Collector’s Wares On Display in Anthropology Museum

Aldrin Bulayo

Natalia Aldana

The C.E. Smith Museum of Anthropology’s newest exhibit delves into people’s lives through their elclectic and treasured collections.

The Anthropology Department’s new exhibit reminds society of what it values as a culture, as well as what future generations will remember it by.

“Lamps & Stamps, Toys & Tins: The Things We Collect & Why We Collect Them” is the current exhibition for the C.E. Smith Museum of Anthropology, located on the fourth floor of Meiklejohn Hall and open through June 3rd.

This exhibition, which includes collections by CSUEB students, faculty and staff, explains why people become collectors and why they collect the things they do.

Museum associate director Marjorie Rhodes-Ousley, who says she feels this is one of the most unique and diverse exhibits the department has presented, says collecting expresses a human need for belonging and understanding.

“It shows that people want to hold on to their pasts, and hold onto something meaningful to their lives,” said Rhodes-Ousley. “It gives people a concrete connection to life itself.”

The idea was inspired by a large collection of trains owned by museum director George Miller. In the west wing of the museum, a “Trails to Rails: Building the Transcontinental Railroad” exhibit shows how trains helped to expand the American West. Miller wanted to connect his collection of trains with another exhibit, which is now located in the east wing.

The exhibit houses a variety of collections, from a condom tins collection to bottle caps, shot glasses, lighters, stamps, Lord of the Rings figurines, ticket stubs, Care Bear dolls, Silly Bandz and a variety of other collections that museum facilitators say show the diversity of what people treasure and deem valuable.

One of the most interesting pieces, most visitors say, is a “time capsule” that holds objects from each decade, like Gameboys, Grateful Dead logos, a 1984 “Jesse Jackson for President” button, a Starbucks cup, Madonna posters, old family photos and other items that donators felt best described an era they lived through.

“This exhibition gives visitors a chance to spend some time examining the stories behind what different people collect,” said Rhodes-Ousley.

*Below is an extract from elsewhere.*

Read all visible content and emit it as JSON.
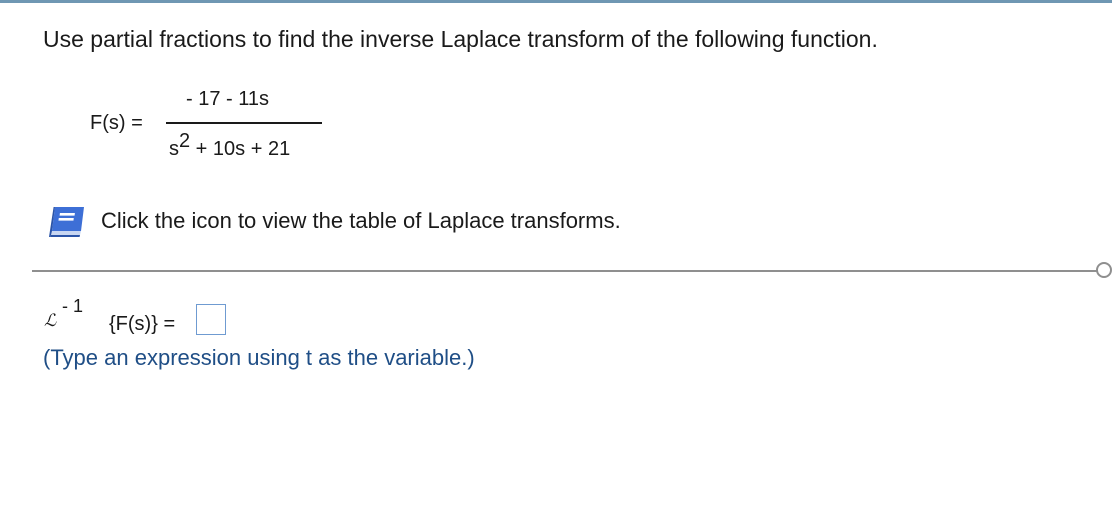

Richard Collins, a donator and facilitator to the exhibit, says he hopes that students and other members of the CSUEB community can gain something when they come to view the exhibit.

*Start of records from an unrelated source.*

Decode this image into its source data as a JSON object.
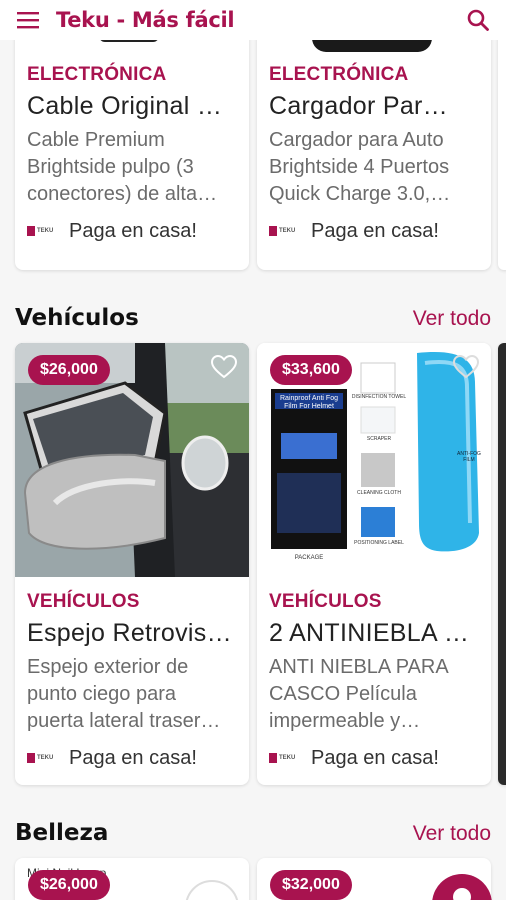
{
  "app": {
    "title": "Teku - Más fácil"
  },
  "top_cards": [
    {
      "category": "ELECTRÓNICA",
      "name": "Cable Original …",
      "desc": [
        "Cable Premium",
        "Brightside pulpo (3",
        "conectores) de alta…"
      ],
      "pay": "Paga en casa!"
    },
    {
      "category": "ELECTRÓNICA",
      "name": "Cargador Par…",
      "desc": [
        "Cargador para Auto",
        "Brightside 4 Puertos",
        "Quick Charge 3.0,…"
      ],
      "pay": "Paga en casa!"
    }
  ],
  "vehiculos": {
    "title": "Vehículos",
    "see_all": "Ver todo",
    "cards": [
      {
        "price": "$26,000",
        "category": "VEHÍCULOS",
        "name": "Espejo Retrovis…",
        "desc": [
          "Espejo exterior de",
          "punto ciego para",
          "puerta lateral traser…"
        ],
        "pay": "Paga en casa!"
      },
      {
        "price": "$33,600",
        "category": "VEHÍCULOS",
        "name": "2 ANTINIEBLA P…",
        "desc": [
          "ANTI NIEBLA PARA",
          "CASCO Película",
          "impermeable y…"
        ],
        "pay": "Paga en casa!"
      }
    ]
  },
  "belleza": {
    "title": "Belleza",
    "see_all": "Ver todo",
    "cards": [
      {
        "price": "$26,000",
        "img_text": "Mini Nail Lamp"
      },
      {
        "price": "$32,000"
      }
    ]
  },
  "brand_mini": "TEKU",
  "product_image_texts": {
    "film_box_title": "Rainproof Anti Fog Film For Helmet",
    "disinfection": "DISINFECTION TOWEL",
    "scraper": "SCRAPER",
    "cleaning": "CLEANING CLOTH",
    "positioning": "POSITIONING LABEL",
    "package": "PACKAGE",
    "film": "ANTI-FOG FILM"
  },
  "colors": {
    "brand": "#a8134f",
    "background": "#f6f6f6"
  }
}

Collins, an Anthropology graduate student, donated a collection of PEZ containers to the exhibit, which he said reflect the growing bond he shared with his son throughout the years.

The collection started because Collins found them a cheaper toy alternative for his young son, and thus as the collection grew, he said it became more than a quantity of toys. It became a shared identity and connection with his son.

Collins says his collection, as well as many others on display, is a representation of popular culture and says he hopes it can entice people to reflect on the history of society.

“They can learn a lot and spark their interest in the subject, or in something they probably didn’t think they would have,” said Collins.

Each year, a new exhibition is held at C.E. Smith Museum of Anthropology to provide awareness and knowledge to the community about their own culture as well as the cultures of others.

The theme of every year’s exhibit is decided by students of the Anthropology and Museums 3710 class.

The C.E. Smith Museum of Anthropology was founded in 1975 in honor of Professor Clarence E. Smith, an original member of the CSUEB Department of Anthropology.

Robin Gordon, a former CSUEB alumnus, who was a member of Clarence E. Smith’s last class taught at CSUEB in 1972, says he comes every year to see the new exhibit, and is always “so thrilled” with the work the students have done.

“They always do such a great job here,” said Gordon. “I’m always happy to come back and see them put on great work.”

22-year old Physics major Richard Nguyen says he was heavily immersed in the museum after viewing the exhibition, and says he was in awe that he had never heard of the museum before.

“I’ve been at CSUEB for about four years already, and I am embarrassed that I have never heard of the exhibits. I can only imagine how many more people such as me could benefit from a little extra cultural knowledge from this fascinating museum,” said Nguyen.

“I think it’s great to have a free museum on campus,” he said. “I can say I learned a lot from just a couple of minutes here and I’m glad our school has a student-created place like this. It shows that our school appreciates education, and that’s a great feeling for me.”